(INFORMATION begins)

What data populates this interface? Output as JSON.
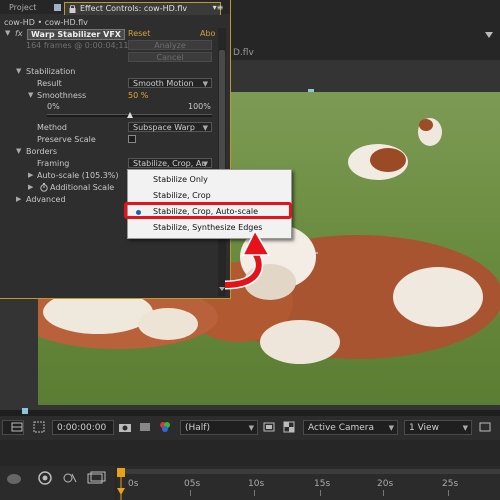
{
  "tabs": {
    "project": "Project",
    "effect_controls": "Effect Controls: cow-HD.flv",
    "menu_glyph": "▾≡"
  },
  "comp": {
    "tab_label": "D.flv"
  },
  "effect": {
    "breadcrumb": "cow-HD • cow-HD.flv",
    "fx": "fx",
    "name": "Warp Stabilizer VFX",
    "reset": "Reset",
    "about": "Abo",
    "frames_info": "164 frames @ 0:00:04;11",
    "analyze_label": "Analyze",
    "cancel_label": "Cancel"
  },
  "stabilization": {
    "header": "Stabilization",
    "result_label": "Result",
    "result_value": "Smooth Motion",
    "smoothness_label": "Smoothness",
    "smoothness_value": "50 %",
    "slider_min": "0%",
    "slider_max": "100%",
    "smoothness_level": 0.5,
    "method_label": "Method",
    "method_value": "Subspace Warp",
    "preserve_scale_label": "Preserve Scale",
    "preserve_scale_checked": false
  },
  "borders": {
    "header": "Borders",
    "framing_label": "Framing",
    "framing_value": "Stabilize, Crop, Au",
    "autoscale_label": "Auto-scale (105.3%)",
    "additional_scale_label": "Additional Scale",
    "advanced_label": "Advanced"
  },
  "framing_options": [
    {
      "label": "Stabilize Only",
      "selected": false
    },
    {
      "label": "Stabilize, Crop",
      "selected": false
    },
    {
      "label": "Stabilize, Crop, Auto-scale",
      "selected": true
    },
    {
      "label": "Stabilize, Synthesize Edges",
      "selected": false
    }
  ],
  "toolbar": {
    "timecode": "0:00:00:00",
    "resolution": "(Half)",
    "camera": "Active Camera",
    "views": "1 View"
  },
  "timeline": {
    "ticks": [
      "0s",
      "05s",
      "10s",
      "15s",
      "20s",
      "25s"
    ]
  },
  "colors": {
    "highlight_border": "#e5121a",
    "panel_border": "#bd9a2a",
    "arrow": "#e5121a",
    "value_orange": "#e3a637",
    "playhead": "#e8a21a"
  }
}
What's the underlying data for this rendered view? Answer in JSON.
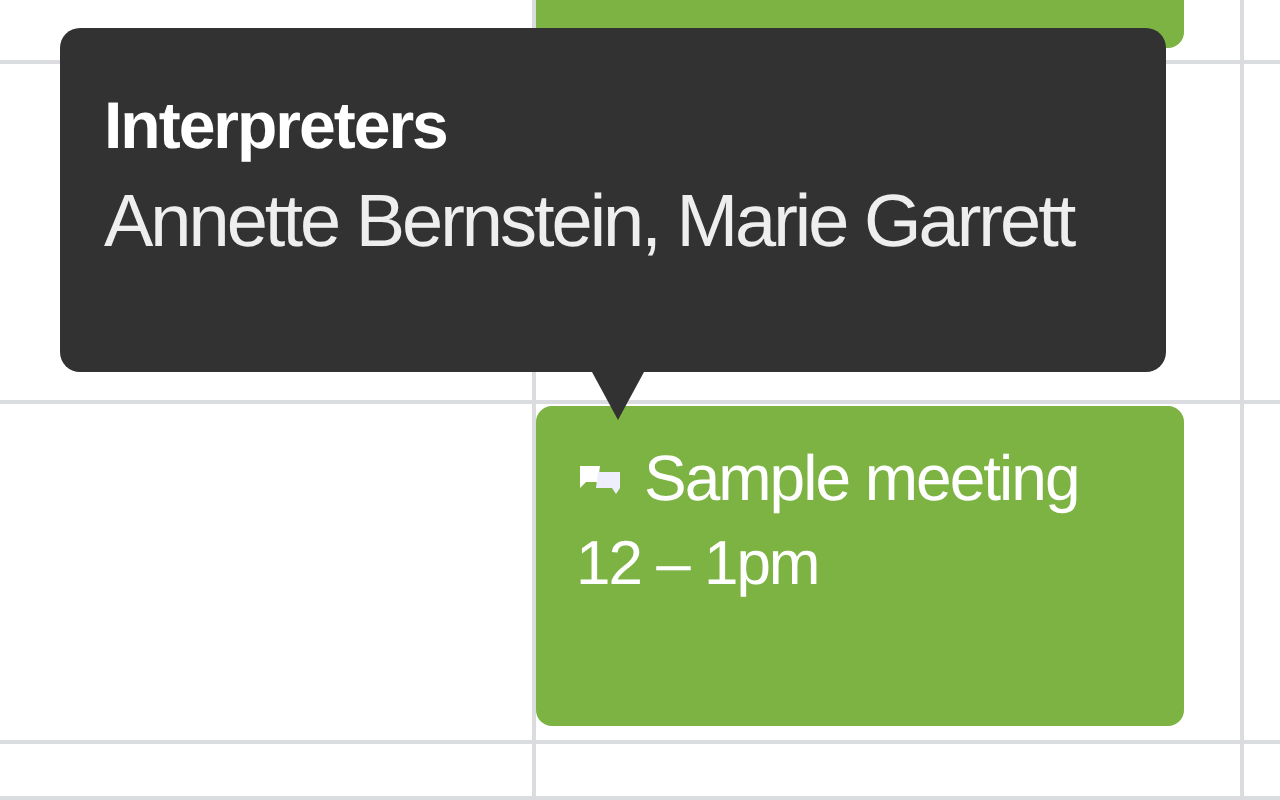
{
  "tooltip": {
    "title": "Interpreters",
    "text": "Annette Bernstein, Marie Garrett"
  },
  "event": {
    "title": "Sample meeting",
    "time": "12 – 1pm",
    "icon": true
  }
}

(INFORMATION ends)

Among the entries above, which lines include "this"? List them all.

What data populates this interface? Output as JSON.
What's the underlying data for this rendered view? Answer in JSON.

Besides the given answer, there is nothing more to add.